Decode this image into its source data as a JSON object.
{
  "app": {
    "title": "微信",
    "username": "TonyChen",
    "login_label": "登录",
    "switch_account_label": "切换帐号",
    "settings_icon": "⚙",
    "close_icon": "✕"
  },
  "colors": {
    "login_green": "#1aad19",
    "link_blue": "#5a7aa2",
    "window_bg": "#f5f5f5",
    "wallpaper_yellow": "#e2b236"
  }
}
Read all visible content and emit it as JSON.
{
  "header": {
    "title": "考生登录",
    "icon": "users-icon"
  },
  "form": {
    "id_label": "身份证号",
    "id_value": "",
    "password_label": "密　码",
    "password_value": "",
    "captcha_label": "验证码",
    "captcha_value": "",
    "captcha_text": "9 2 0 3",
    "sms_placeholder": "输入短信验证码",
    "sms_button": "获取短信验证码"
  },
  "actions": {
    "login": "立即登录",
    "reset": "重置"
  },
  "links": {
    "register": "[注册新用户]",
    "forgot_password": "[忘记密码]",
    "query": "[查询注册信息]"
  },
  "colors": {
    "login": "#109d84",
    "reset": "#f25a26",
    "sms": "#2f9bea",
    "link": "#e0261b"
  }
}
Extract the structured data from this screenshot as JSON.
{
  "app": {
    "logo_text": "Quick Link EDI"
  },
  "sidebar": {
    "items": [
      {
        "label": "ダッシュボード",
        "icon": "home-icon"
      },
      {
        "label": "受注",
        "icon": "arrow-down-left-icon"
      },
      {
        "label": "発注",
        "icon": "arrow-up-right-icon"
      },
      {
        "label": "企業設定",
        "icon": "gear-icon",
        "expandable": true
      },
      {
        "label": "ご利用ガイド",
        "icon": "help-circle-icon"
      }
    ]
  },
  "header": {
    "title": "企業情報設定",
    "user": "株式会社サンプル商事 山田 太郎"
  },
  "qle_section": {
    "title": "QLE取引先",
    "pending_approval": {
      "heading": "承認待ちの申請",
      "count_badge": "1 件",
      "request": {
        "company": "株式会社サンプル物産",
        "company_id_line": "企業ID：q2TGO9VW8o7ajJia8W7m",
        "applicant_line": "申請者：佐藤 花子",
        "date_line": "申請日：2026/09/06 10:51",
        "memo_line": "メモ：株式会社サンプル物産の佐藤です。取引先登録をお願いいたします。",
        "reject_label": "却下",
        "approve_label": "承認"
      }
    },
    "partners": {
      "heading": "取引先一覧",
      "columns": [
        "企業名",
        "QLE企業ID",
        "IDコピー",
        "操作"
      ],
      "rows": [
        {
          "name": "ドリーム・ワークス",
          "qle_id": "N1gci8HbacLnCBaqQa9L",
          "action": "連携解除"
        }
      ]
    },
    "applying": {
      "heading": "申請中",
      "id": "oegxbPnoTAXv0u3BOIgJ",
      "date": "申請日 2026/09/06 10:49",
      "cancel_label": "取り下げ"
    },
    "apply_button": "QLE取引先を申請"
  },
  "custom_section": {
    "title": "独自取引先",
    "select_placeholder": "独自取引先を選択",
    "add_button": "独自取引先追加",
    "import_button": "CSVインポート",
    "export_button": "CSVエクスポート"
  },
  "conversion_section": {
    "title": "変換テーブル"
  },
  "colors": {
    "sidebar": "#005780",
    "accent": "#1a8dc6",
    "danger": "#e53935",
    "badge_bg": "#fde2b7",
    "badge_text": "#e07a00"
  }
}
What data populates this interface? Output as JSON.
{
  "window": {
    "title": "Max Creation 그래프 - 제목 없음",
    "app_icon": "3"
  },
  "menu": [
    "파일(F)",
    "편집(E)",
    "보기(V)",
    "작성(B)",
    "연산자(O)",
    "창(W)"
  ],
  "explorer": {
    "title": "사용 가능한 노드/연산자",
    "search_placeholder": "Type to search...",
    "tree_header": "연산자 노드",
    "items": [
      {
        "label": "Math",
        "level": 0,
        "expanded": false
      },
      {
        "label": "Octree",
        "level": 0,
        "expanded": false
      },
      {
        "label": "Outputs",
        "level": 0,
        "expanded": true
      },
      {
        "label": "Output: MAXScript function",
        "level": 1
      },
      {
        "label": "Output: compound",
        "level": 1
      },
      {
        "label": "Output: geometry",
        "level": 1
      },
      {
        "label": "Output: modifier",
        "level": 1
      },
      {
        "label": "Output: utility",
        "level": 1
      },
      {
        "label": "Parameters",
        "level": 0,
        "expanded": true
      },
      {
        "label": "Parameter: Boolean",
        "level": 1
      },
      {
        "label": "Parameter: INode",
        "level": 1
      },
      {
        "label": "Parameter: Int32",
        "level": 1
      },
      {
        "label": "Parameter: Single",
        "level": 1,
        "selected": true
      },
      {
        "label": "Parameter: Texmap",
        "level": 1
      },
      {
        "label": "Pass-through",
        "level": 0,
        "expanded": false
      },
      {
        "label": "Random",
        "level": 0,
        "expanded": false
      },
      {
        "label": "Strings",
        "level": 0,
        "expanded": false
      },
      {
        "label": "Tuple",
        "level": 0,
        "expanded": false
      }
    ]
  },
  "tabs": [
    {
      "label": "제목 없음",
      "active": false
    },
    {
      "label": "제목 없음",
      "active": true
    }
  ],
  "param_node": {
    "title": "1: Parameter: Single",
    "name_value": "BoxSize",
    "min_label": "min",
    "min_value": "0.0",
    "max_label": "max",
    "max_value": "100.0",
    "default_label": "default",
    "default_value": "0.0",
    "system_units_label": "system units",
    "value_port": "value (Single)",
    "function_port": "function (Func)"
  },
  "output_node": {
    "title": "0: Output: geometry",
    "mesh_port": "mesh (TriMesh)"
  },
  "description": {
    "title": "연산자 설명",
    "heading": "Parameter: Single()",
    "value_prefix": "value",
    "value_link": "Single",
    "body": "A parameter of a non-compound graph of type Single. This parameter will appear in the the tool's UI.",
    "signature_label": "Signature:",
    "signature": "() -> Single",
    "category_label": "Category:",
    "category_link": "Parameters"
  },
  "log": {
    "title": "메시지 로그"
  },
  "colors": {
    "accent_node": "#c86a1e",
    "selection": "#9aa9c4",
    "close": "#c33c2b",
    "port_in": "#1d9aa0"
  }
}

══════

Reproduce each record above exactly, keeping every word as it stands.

Decode this image into its source data as a JSON object.
{
  "app": {
    "title": "微信",
    "username": "TonyChen",
    "login_label": "登录",
    "switch_account_label": "切换帐号",
    "settings_icon": "⚙",
    "close_icon": "✕"
  },
  "colors": {
    "login_green": "#1aad19",
    "link_blue": "#5a7aa2",
    "window_bg": "#f5f5f5",
    "wallpaper_yellow": "#e2b236"
  }
}
Read all visible content and emit it as JSON.
{
  "header": {
    "title": "考生登录",
    "icon": "users-icon"
  },
  "form": {
    "id_label": "身份证号",
    "id_value": "",
    "password_label": "密　码",
    "password_value": "",
    "captcha_label": "验证码",
    "captcha_value": "",
    "captcha_text": "9 2 0 3",
    "sms_placeholder": "输入短信验证码",
    "sms_button": "获取短信验证码"
  },
  "actions": {
    "login": "立即登录",
    "reset": "重置"
  },
  "links": {
    "register": "[注册新用户]",
    "forgot_password": "[忘记密码]",
    "query": "[查询注册信息]"
  },
  "colors": {
    "login": "#109d84",
    "reset": "#f25a26",
    "sms": "#2f9bea",
    "link": "#e0261b"
  }
}
Extract the structured data from this screenshot as JSON.
{
  "app": {
    "logo_text": "Quick Link EDI"
  },
  "sidebar": {
    "items": [
      {
        "label": "ダッシュボード",
        "icon": "home-icon"
      },
      {
        "label": "受注",
        "icon": "arrow-down-left-icon"
      },
      {
        "label": "発注",
        "icon": "arrow-up-right-icon"
      },
      {
        "label": "企業設定",
        "icon": "gear-icon",
        "expandable": true
      },
      {
        "label": "ご利用ガイド",
        "icon": "help-circle-icon"
      }
    ]
  },
  "header": {
    "title": "企業情報設定",
    "user": "株式会社サンプル商事 山田 太郎"
  },
  "qle_section": {
    "title": "QLE取引先",
    "pending_approval": {
      "heading": "承認待ちの申請",
      "count_badge": "1 件",
      "request": {
        "company": "株式会社サンプル物産",
        "company_id_line": "企業ID：q2TGO9VW8o7ajJia8W7m",
        "applicant_line": "申請者：佐藤 花子",
        "date_line": "申請日：2026/09/06 10:51",
        "memo_line": "メモ：株式会社サンプル物産の佐藤です。取引先登録をお願いいたします。",
        "reject_label": "却下",
        "approve_label": "承認"
      }
    },
    "partners": {
      "heading": "取引先一覧",
      "columns": [
        "企業名",
        "QLE企業ID",
        "IDコピー",
        "操作"
      ],
      "rows": [
        {
          "name": "ドリーム・ワークス",
          "qle_id": "N1gci8HbacLnCBaqQa9L",
          "action": "連携解除"
        }
      ]
    },
    "applying": {
      "heading": "申請中",
      "id": "oegxbPnoTAXv0u3BOIgJ",
      "date": "申請日 2026/09/06 10:49",
      "cancel_label": "取り下げ"
    },
    "apply_button": "QLE取引先を申請"
  },
  "custom_section": {
    "title": "独自取引先",
    "select_placeholder": "独自取引先を選択",
    "add_button": "独自取引先追加",
    "import_button": "CSVインポート",
    "export_button": "CSVエクスポート"
  },
  "conversion_section": {
    "title": "変換テーブル"
  },
  "colors": {
    "sidebar": "#005780",
    "accent": "#1a8dc6",
    "danger": "#e53935",
    "badge_bg": "#fde2b7",
    "badge_text": "#e07a00"
  }
}
What data populates this interface? Output as JSON.
{
  "window": {
    "title": "Max Creation 그래프 - 제목 없음",
    "app_icon": "3"
  },
  "menu": [
    "파일(F)",
    "편집(E)",
    "보기(V)",
    "작성(B)",
    "연산자(O)",
    "창(W)"
  ],
  "explorer": {
    "title": "사용 가능한 노드/연산자",
    "search_placeholder": "Type to search...",
    "tree_header": "연산자 노드",
    "items": [
      {
        "label": "Math",
        "level": 0,
        "expanded": false
      },
      {
        "label": "Octree",
        "level": 0,
        "expanded": false
      },
      {
        "label": "Outputs",
        "level": 0,
        "expanded": true
      },
      {
        "label": "Output: MAXScript function",
        "level": 1
      },
      {
        "label": "Output: compound",
        "level": 1
      },
      {
        "label": "Output: geometry",
        "level": 1
      },
      {
        "label": "Output: modifier",
        "level": 1
      },
      {
        "label": "Output: utility",
        "level": 1
      },
      {
        "label": "Parameters",
        "level": 0,
        "expanded": true
      },
      {
        "label": "Parameter: Boolean",
        "level": 1
      },
      {
        "label": "Parameter: INode",
        "level": 1
      },
      {
        "label": "Parameter: Int32",
        "level": 1
      },
      {
        "label": "Parameter: Single",
        "level": 1,
        "selected": true
      },
      {
        "label": "Parameter: Texmap",
        "level": 1
      },
      {
        "label": "Pass-through",
        "level": 0,
        "expanded": false
      },
      {
        "label": "Random",
        "level": 0,
        "expanded": false
      },
      {
        "label": "Strings",
        "level": 0,
        "expanded": false
      },
      {
        "label": "Tuple",
        "level": 0,
        "expanded": false
      }
    ]
  },
  "tabs": [
    {
      "label": "제목 없음",
      "active": false
    },
    {
      "label": "제목 없음",
      "active": true
    }
  ],
  "param_node": {
    "title": "1: Parameter: Single",
    "name_value": "BoxSize",
    "min_label": "min",
    "min_value": "0.0",
    "max_label": "max",
    "max_value": "100.0",
    "default_label": "default",
    "default_value": "0.0",
    "system_units_label": "system units",
    "value_port": "value (Single)",
    "function_port": "function (Func)"
  },
  "output_node": {
    "title": "0: Output: geometry",
    "mesh_port": "mesh (TriMesh)"
  },
  "description": {
    "title": "연산자 설명",
    "heading": "Parameter: Single()",
    "value_prefix": "value",
    "value_link": "Single",
    "body": "A parameter of a non-compound graph of type Single. This parameter will appear in the the tool's UI.",
    "signature_label": "Signature:",
    "signature": "() -> Single",
    "category_label": "Category:",
    "category_link": "Parameters"
  },
  "log": {
    "title": "메시지 로그"
  },
  "colors": {
    "accent_node": "#c86a1e",
    "selection": "#9aa9c4",
    "close": "#c33c2b",
    "port_in": "#1d9aa0"
  }
}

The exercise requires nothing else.